Solution-1 is obtained with the base discretization, where all trial and weighting functions come only from Mesh-1. Solution-2 is obtained with the EDICT, where all functions come from Mesh-1 Mesh-2. Solution-3 is obtained by using a more enhanced discretization, where the functions for velocity and pressure come from Mesh-1 Mesh-2, and for the interface function from Mesh-1 Mesh-2 Mesh-3.
Figure 4 shows Mesh-1 together with Mesh-2 and Mesh-3 (both shown on top of Mesh-1) at t = 0.5 s. Refinement of 2,221 elements of Mesh-1 results in Mesh-2 having 8,884 elements and Mesh-3 having 35,536 elements. The graphs in Figure 5 show the time histories of the horizontal forces exerted on the container for all four solutions. We assume that the target solution is Solution-IT, obtained with the Interface-Tracking Technique, using a highly-refined mesh. It is clear from these graphs that Solution-1 has significant frequency and amplitude errors. Solution-2 is superior to Solution-1, but it is Solution-3 that is in best agreement with Solution-IT.
Example: Axisymmetric filling/impact

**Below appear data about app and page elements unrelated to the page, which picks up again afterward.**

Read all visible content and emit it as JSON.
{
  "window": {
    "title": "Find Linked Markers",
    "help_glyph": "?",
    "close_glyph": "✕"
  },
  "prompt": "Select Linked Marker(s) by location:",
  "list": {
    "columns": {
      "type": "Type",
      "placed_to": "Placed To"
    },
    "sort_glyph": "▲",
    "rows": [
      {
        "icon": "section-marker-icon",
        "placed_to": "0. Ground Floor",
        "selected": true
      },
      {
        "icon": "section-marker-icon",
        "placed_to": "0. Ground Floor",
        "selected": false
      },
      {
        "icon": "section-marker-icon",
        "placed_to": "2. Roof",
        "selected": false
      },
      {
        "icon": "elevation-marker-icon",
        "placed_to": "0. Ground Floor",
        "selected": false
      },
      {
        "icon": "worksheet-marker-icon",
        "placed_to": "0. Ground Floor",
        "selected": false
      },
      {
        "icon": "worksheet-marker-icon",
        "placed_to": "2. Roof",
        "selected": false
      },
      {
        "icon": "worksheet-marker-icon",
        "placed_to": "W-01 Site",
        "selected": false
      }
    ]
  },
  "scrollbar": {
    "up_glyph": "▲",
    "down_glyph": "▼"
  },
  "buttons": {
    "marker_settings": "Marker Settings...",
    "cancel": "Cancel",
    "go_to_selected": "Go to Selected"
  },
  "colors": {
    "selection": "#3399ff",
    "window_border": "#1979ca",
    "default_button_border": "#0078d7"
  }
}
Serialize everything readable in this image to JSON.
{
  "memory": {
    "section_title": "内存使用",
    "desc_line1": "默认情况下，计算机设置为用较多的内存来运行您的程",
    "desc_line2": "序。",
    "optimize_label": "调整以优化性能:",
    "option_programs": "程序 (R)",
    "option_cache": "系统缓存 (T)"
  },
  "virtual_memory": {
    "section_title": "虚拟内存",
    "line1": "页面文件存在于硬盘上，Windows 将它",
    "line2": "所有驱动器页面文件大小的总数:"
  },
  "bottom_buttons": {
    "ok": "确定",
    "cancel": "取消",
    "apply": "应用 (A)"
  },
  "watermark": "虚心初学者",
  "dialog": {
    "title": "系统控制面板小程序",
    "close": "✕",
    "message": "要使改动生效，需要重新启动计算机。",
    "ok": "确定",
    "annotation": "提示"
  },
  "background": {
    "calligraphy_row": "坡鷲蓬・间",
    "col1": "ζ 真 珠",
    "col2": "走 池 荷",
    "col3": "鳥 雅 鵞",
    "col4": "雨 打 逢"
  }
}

We have a circular cylinder with both the radius and height of 10 cm. The lower half of the cylinder is filled with a liquid and the upper half with air. At t = 0.0 s we start injecting the same liquid through a circular section with radius 2.15 cm and positioned concentrically at the top of the cylinder. The injection stream has a uniform flow speed of 1.0 m/s.
A finite element mesh with triangular elements is used. Mesh-1 consists of 30,000 elements and 15,251 nodes. Mesh-2 and Mesh-3 are generated in the same way as they were generated in the previous example. However, this time, at every redefinition of (E1)2, all elements in E1 within a distance of 0.7 cm from the interface are declared to be in (E1)2. The solution is obtained with the EDICT, where the trial and weighting functions for velocity and pressure come from Mesh-1 Mesh-2, and for the interface function from Mesh-1 Mesh-2 Mesh-3.
Figure 6 shows Mesh-2 (on top of Mesh-1) at t = 0.15 s. Refinement of 8,473 elements of Mesh- 1 results in Mesh-2 having 33,892 elements and Mesh-3 having 135,568 elements. Figure 7 shows a sequence of air-liquid interactions seen at different instants during the simulation of this problem. The pictures show the injection stream impacting the still liquid, formation of surface waves, and entrapment of air in the liquid.
 T. Tezduyar, S. Aliabadi and M. Behr, "Enhanced-Discretization Interface-Capturing
Technique," to appear in Proceedings of the ISAC '97 High Performance Computing on
Multiphase Flows, Tokyo.